The US continues to wield a major weapon in its armoury in terms of fiscal stimulus and its potential economic development: what Valéry Giscard d’Estaing used to call the ‘exorbitant privilege’ of the dollar, enabling it to reduce the cost of its deficits and debts. After its shutdown, the Chinese economy may return to growth, but an annual rate of 2% –after decades of being consistently above 6%– may not be enough for a regime that bases its legitimacy precisely on economic growth. China is beset by problems, and internal issues will take priority over external ones, such as the New Silk Road megaproject, also known as the Belt and Road Initiative, although it has now embarked upon ‘medical diplomacy’ that some have dubbed a healthcare silk road. This time it is unlikely to be well placed to become the engine of the world’s economic recovery, as it was after the Great Recession.
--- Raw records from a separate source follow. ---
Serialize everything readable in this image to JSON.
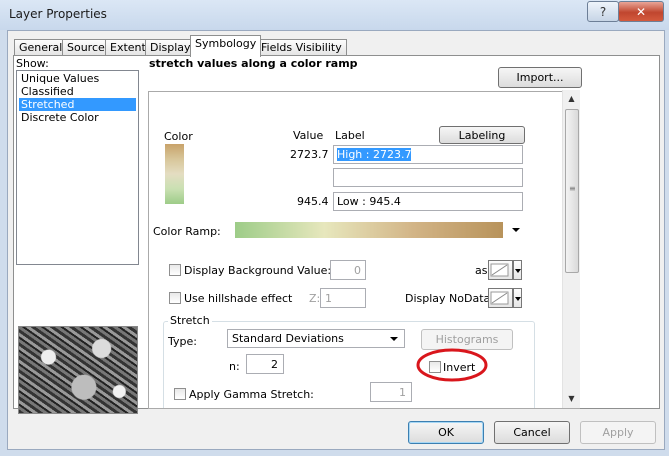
{
  "window": {
    "title": "Layer Properties"
  },
  "tabs": [
    "General",
    "Source",
    "Extent",
    "Display",
    "Symbology",
    "Fields Visibility"
  ],
  "active_tab": "Symbology",
  "show": {
    "label": "Show:",
    "items": [
      "Unique Values",
      "Classified",
      "Stretched",
      "Discrete Color"
    ],
    "selected": "Stretched"
  },
  "heading": "stretch values along a color ramp",
  "import_label": "Import...",
  "table": {
    "color_header": "Color",
    "value_header": "Value",
    "label_header": "Label",
    "labeling_button": "Labeling",
    "high_value": "2723.7",
    "high_label": "High : 2723.7",
    "low_value": "945.4",
    "low_label": "Low : 945.4",
    "ramp_colors": [
      "#c8a36a",
      "#d8c69a",
      "#e4ddc2",
      "#c9e0b2",
      "#9dcc88"
    ]
  },
  "color_ramp": {
    "label": "Color Ramp:",
    "colors": [
      "#9dcc88",
      "#e7e7bd",
      "#d2b486",
      "#b8935b"
    ]
  },
  "background": {
    "label": "Display Background Value:",
    "value": "0",
    "as_label": "as"
  },
  "hillshade": {
    "label": "Use hillshade effect",
    "z_label": "Z:",
    "z_value": "1"
  },
  "nodata": {
    "label": "Display NoData as"
  },
  "stretch": {
    "group_label": "Stretch",
    "type_label": "Type:",
    "type_value": "Standard Deviations",
    "histograms_label": "Histograms",
    "n_label": "n:",
    "n_value": "2",
    "invert_label": "Invert"
  },
  "gamma": {
    "label": "Apply Gamma Stretch:",
    "value": "1"
  },
  "buttons": {
    "ok": "OK",
    "cancel": "Cancel",
    "apply": "Apply"
  },
  "accent_colors": {
    "selection": "#3399ff",
    "highlight_ring": "#d9161c"
  }
}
Russia has been hit by the fall in oil prices, although not as much as Saudi Arabia, at an important juncture when it is chairing the G20; the latter has been found wanting not only in terms of the crisis but also in terms of a coordinated (though not necessarily synchronised) way out of the crisis. The G20 restricts itself to endorsing what has already been agreed and has been unable to set up a global healthcare plan for tackling coronavirus. According to the IMF, Riyadh had based its budget plans on an oil price of more than US$80/barrel, and Russia on around US$42. The price of crude oil continues to fall. At the end of last week, after the OPEP+ agreement, the benchmark barrel of Brent crude hovered around US$32.

The fall in international trade and the process of deglobalisation that has already been alluded to in this blog could harm us all. Henry Kissinger argues that ‘the pandemic has prompted an anachronism, a revival of the walled city in an age when prosperity depends on global trade and movement of people’. Perhaps the country it will least affect is the US (where foreign trade accounts for slightly more than 25% of GDP), unlike China (38% in 2018, having reduced its dependence on exports as the engine of its growth). Recent policies to reduce Western dependence on Chinese companies will damage it. The EU is most dependent on foreign trade: to the tune of 87% of GDP.
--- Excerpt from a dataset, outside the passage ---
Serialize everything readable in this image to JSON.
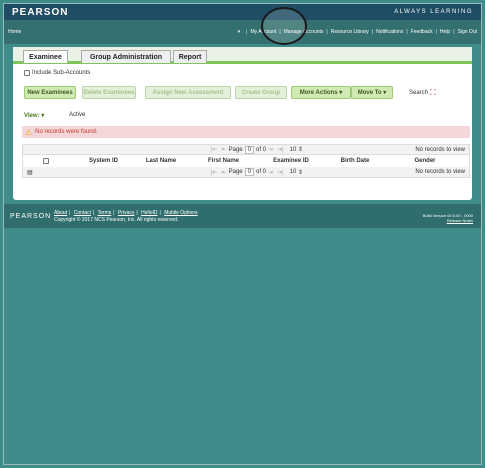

We are facing a ‘global battle of narratives’, in the words of the EU’s foreign policy chief, Josep Borrell. To a large extent it is a return to ideologies under a new guise, and accompanied by the instrument of healthcare aid. The crisis is going to be highly defining in terms of ideologies. China has a great deal to gain. Neoliberalism has taken a mortal blow and how democratic liberalism will fare remains to be seen. As for the EU ideal, Merkel has already summed it up when she said, ‘the European Union finds itself facing its greatest test since it was founded’. Europe, if it regroups, while not playing a leading role, could provide an example. If it does not, the European project could also unravel, and with it much else.

Moments of widespread geopolitical weakness –based on widespread socio-economic weakness– are potentially positive if they lead to a de-escalation of existing conflicts (such as the one in Yemen). But they can also be dangerous if they generate political destabilisation and civil disobedience movements. Alongside the pandemic itself, the greatest danger in many societies is that of social collapse. ‘As the global economy comes apart, societies may too’, as Branko Milanovic puts it.

Movement towards more global governance is called for, with rather more than just a revamp of the current international institutions, leading towards more effective multilateralism, which could be built around a Global Health System going far beyond the current WHO. This could oversee a fair and coordinated rescue from the profound economic and social crisis under way, which weakens us all.